Please don’t ask me to tell you what I will be doing next week. I am not quite sure what I am doing right now. However, I can tell you, to the day and hour when our three year, $100-million project will be complete.
One of the advantages that CPM (Critical Path Method planning and scheduling) provides the project manager is the ability to calculate (and recalculate as Change so often occurs) a schedule of when tasks are to performed some time in the future, leading to a definitive expectation of a completion date. At least that is what we were taught in the software tutorial. But the real truth is somewhat more complex.
Network logic calculations involve a field of mathematics called merge bias wherever two or more paths of the logic network meet. As a result, normal rules of statistics and averaging are not applied in standard CPM analysis. This was well known (and written about) by the original developers of CPM and its cousin, PERT (Project Evaluation Review Technique, developed by U.S. Navy for its Polaris Missile program shortly after the development of CPM). The developers of CPM and PERT both understood that individual activity durations are estimates and have a known degree of error. Both understood that (subject to systemic errors in estimating) these errors tend to cancel each other out to a large degree. Both also understood the same is not true when solving CPM calculations. But these mathematicians also knew the computers of the 1950s could not solve these types of problems.
Therefore, the developers of CPM used a “fudge factor” – they suggested that the completion date of the CPM was overly optimistic and required a contingency. To quote James J. O’Brien, in his original edition of his classic text, CPM in Construction Management (1965, McGraw-Hill):
There is a definite tendency for the actual completion date to exceed the first CPM end date. It is, then, reasonable to allow for some contingency between the CPM end and the actual desired completion dates. There is no definite answer on how much contingency to allow for, because it will vary with the specific circumstances of the project. However, if you need a 12-month period for completion of the project, set your CPM goal at about 11 months, and so forth. Some people have been reluctant to set a flat contingency at the end of the schedule. Contingency can be buried in the activity estimates, but if it is, you will not be able to separate true estimates from contingency.
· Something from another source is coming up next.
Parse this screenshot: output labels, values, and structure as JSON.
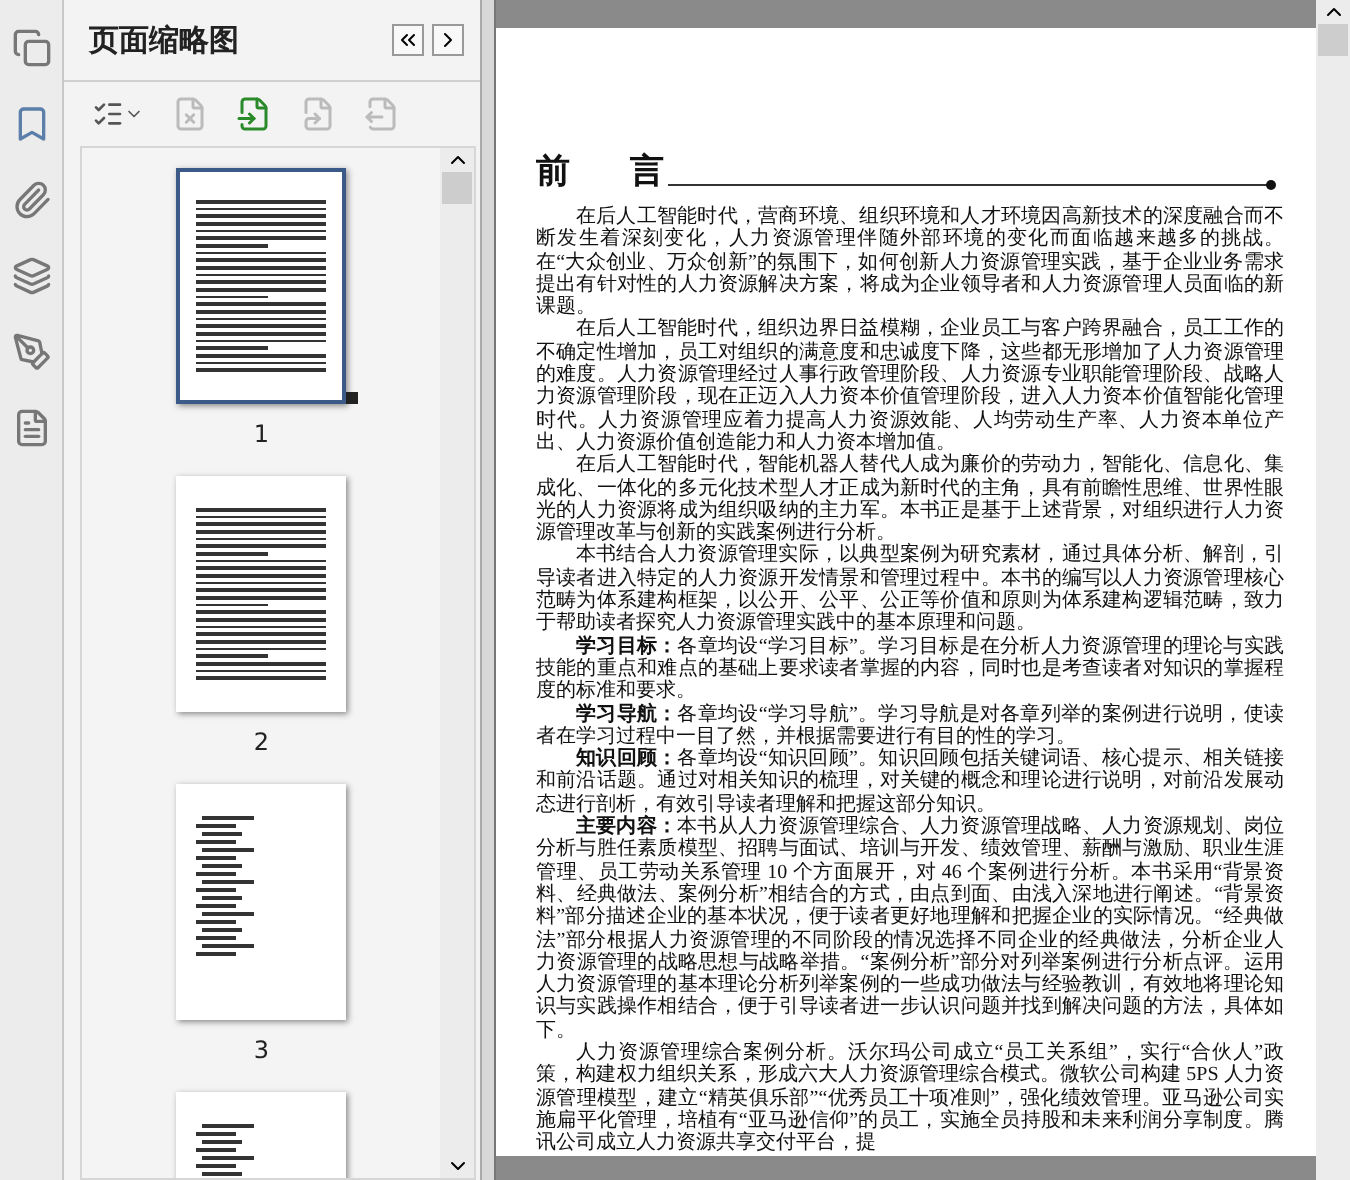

The developers of PERT used a “pseudo-fudge factor,” a statistical averaging approach to the tolerances for each activity (or time period between events) using the famous formula of (Optimistic + 4 x Most Likely + Pessimistic)/6. This formula approximates a normal distribution and provides a statistically adjusted solution. While their method is valid when working with a list of numbers, such as a cost estimate, it fails to account for merge bias. Having claimed the mantle of a statistical approach, many practitioners forgot or ignored that the PERT solution still requires the same contingency as CPM. Witness the many government R&D projects that overrun their schedule.
The average for a cost estimate with a symmetrical variance is the same as the original total. If each item in the estimate may be high or low by 20%, the total may range from 32 to 48, but the average total will still be 40. For scheduling, this rule does not apply because of merge bias. If each duration may be high or low by 20%, the total may range from 24 to 36, but the average is not 30 (as expected,) instead being 32 (rounded to integer days). Why? 32 is the ‘correct’ answer because if B is high and C is low, the CPM calculation goes through B; but when B is low and C is high, the calculation goes through C. The calculation goes high 75% of the time and low only 25% of the time. If there are more than two activity paths merging, the merge bias gets larger.
With this in mind, it is understandable that the average project has only a 22% probability of on-time completion. To have a 50% chance of timely completion, a one-year project needs about a month contingency, and so forth, as noted above by Mr. O’Brien. To have a 90% probability of completion, that project needs five to six weeks of contingency.
This is not rocket science. It is more difficult than rocket science. After all, rocket science is merely calculus. (Algebra is the basis of ballistics – firing a canon with an initial velocity and calculating where it will land. Rocket science is calculus – a constant thrust adds increasing velocity to a steadily decreasing mass as fuel is burned and expelled). But, the project manager who understands the need for this level of calculation nowadays may obtain the most likely, rather than only the possible project duration, from the computer at the touch of a button.
So why does the standard CPM specification call for providing a CPM to meet the project completion date only? Does the specification require submission of a bracing shop drawing that will only provide the theoretical strength needed without a factor of safety? Why shouldn’t the CPM specification call for provision of a CPM with an 80% or 90% probability of timely completion?
Perhaps until recently, computer hardware and software could not provide that more complex calculation in an economical format. But software products released in recent years do provide this capability. Examples include Oracle Risk Analysis (previously named Primavera Pertmaster), Deltek Open Plan, and a number of add-on programs such as Risk+, Monte Carlo, and others. The primary reason a contractor should prepare a CPM schedule is better to manage the project for a timely completion. The primary reason an owner should ask for a CPM submittal is to provide further assurances of timely completion. Perhaps it is time for owners to ask for what they want and contractors to provide more accurate schedules calculated from their plans.
What’s in your specification?